Hashimoto’s Disease

Hashimoto’s disease happens when your immune system attacks your thyroid.  The thyroid is a small gland at the base of your neck. The thyroid gland is part of your endocrine system, which produces hormones that coordinate many of your body’s functions.

Inflammation from Hashimoto’s disease is also known as chronic lymphocytic thyroiditis.  This often leads to an underactive thyroid gland (hypothyroidism).  Hashimoto’s disease is the most common cause of hypothyroidism.  It affects mainly middle-aged women but can also occur in men and women of any age and in children.

Doctors have to test your thyroid to detect Hashimoto’s disease.  The treatment for Hashimoto’s is thyroid hormone replacement. 


At first you might not notice signs or symptoms of Hashimoto’s disease.  
You may notice a swelling at the front of your throat (goiter). Hashimoto’s disease typically progresses slowly over years and causes chronic thyroid damage.  This leads to a drop in thyroid hormone levels in your blood.  The symptoms are mainly those of an underactive thyroid gland (hypothyroidism).

Symptoms of hypothyroidism include:

Fatigue and sluggishness

Increased sensitivity to cold


Pale, dry skin

A puffy face

Brittle nails

Hair loss

Enlargement of the tongue

Unexplained weight gain

Muscle aches, tenderness and stiffness

Joint pain and stiffness

Muscle weakness

Excessive or prolonged menstrual bleeding


Memory lapses


Dry skin

Pale, puffy face


You should see your doctor to test your thyroid function on a regular basis if you have had thyroid surgery, treatment with radio active iodine or if you are taking anti-thyroid medication.  You should also continue seeing your doctor if you have had radiation treatment to your head, neck or upper chest.  High blood cholesterol can also be caused by hypothyroidism.

You will need to schedule follow up visits with your doctor if you are receiving hormone therapy for hypothyroidism caused by Hashimoto’s disease.  Make sure you attend these visits as often as your doctor recommends.  As time goes on you may need to change the dosage of your medication since your replacement needs may change.

Hashimoto’s disease is an autoimmune disorder in which your immune system creates antibodies that damage your thyroid gland.  Medical professionals do not know what causes the immune system to attack your thyroid gland.  Some scientists think it may be a virus or bacterium.  Others believe a genetic flaw may be involved.  A combination of factors — including heredity, sex and age — may determine your likelihood of developing the disorder.

Risk factors

These factors may contribute to your risk of developing Hashimoto’s disease:

Women are much more likely to get Hashimoto’s disease.

Hashimoto’s disease can occur at any age but more commonly occurs during middle age.

You’re at higher risk for Hashimoto’s disease if others in your family have thyroid or other autoimmune diseases.

 Having another autoimmune disease, such as rheumatoid arthritis, type 1 diabetes or lupus increases your risk of developing Hashimoto’s disease.

 People exposed to excessive levels of environmental radiation are more prone to Hashimoto’s disease.

Left untreated, an underactive thyroid gland (hypothyroidism) caused by Hashimoto’s disease can lead to a number of health problems:

Constant stimulation of your thyroid to release more hormones may cause the gland to become enlarged, a condition known as a goiter.
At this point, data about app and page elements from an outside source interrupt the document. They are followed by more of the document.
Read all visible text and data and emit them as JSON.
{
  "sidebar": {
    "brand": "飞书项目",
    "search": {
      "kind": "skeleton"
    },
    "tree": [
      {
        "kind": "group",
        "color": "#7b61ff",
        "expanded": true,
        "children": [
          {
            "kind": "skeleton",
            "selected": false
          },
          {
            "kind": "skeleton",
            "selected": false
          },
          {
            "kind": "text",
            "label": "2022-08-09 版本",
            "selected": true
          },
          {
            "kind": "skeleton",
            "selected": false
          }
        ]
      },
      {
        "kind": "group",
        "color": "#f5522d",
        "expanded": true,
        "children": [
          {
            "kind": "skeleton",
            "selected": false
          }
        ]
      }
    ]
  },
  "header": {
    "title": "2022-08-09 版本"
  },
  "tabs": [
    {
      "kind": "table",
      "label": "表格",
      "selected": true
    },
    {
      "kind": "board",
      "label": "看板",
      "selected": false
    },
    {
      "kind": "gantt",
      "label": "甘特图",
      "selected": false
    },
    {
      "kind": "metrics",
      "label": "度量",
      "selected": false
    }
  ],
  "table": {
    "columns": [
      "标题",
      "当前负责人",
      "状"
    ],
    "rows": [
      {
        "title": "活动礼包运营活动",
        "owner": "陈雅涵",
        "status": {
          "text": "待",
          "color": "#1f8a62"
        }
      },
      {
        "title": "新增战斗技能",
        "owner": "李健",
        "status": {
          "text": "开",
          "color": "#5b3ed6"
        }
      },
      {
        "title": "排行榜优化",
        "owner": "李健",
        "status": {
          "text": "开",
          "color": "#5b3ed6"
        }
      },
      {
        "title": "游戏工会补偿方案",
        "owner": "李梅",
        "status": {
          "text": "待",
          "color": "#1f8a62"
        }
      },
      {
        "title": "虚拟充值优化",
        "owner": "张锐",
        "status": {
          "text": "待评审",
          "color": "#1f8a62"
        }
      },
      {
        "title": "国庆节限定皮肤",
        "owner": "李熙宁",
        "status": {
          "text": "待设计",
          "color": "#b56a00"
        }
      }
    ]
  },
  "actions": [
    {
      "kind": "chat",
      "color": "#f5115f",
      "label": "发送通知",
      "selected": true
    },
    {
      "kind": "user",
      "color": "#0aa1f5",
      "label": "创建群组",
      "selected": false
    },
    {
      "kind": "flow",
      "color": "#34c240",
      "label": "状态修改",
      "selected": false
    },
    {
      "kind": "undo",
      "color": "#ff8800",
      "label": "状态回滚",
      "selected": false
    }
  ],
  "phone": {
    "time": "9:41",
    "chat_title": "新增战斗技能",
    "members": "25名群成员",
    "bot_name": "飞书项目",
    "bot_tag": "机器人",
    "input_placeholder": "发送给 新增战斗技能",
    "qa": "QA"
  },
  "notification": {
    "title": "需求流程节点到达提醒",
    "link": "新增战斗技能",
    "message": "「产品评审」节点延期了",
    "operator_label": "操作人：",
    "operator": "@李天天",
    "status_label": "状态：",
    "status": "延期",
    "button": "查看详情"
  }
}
Hypothyroidism is one of the most common causes of goiters. It’s generally not uncomfortable, but a large goiter can affect your appearance and may interfere with swallowing or breathing.

Hashimoto’s disease may also be associated with an increased risk of heart disease, because high levels of low-density lipoprotein (LDL) cholesterol, the “bad” cholesterol, can occur in people with an underactive thyroid gland (hypothyroidism).  If left untreated, hypothyroidism can lead to an enlarged heart and, possibly heart failure.

Depression may occur early in Hashimoto’s disease and may become more severe over time. Hashimoto’s disease can also cause sexual desire (libido) to decrease in both men and women and can lead to slowed mental functioning.

Myxedema is a rare, life-threatening condition can develop due to long-term severe hypothyroidism as a result of untreated Hashimoto’s disease.  Its signs and symptoms include drowsiness followed by profound lethargy and unconsciousness.  A myxedema coma may be triggered by exposure to cold, sedatives, infection or other stress on your body.  Myxedema requires immediate emergency medical treatment.[1]

Babies born to women with untreated hypothyroidism due to Hashimoto’s disease may have a higher risk of birth defects than do babies born to healthy mothers. Doctors have long known that these children are more prone to intellectual and developmental problems. There may be a link between hypothyroid pregnancies and birth defects, such as a cleft palate.[2]

A connection also exists between hypothyroid pregnancies and heart, brain and kidney problems in infants. If you’re planning to get pregnant or if you’re in early pregnancy, be sure to have your thyroid level checked.[3]

[1] Mayo Clinic

[2] Mayo Clinic

[3] Mayo Clinic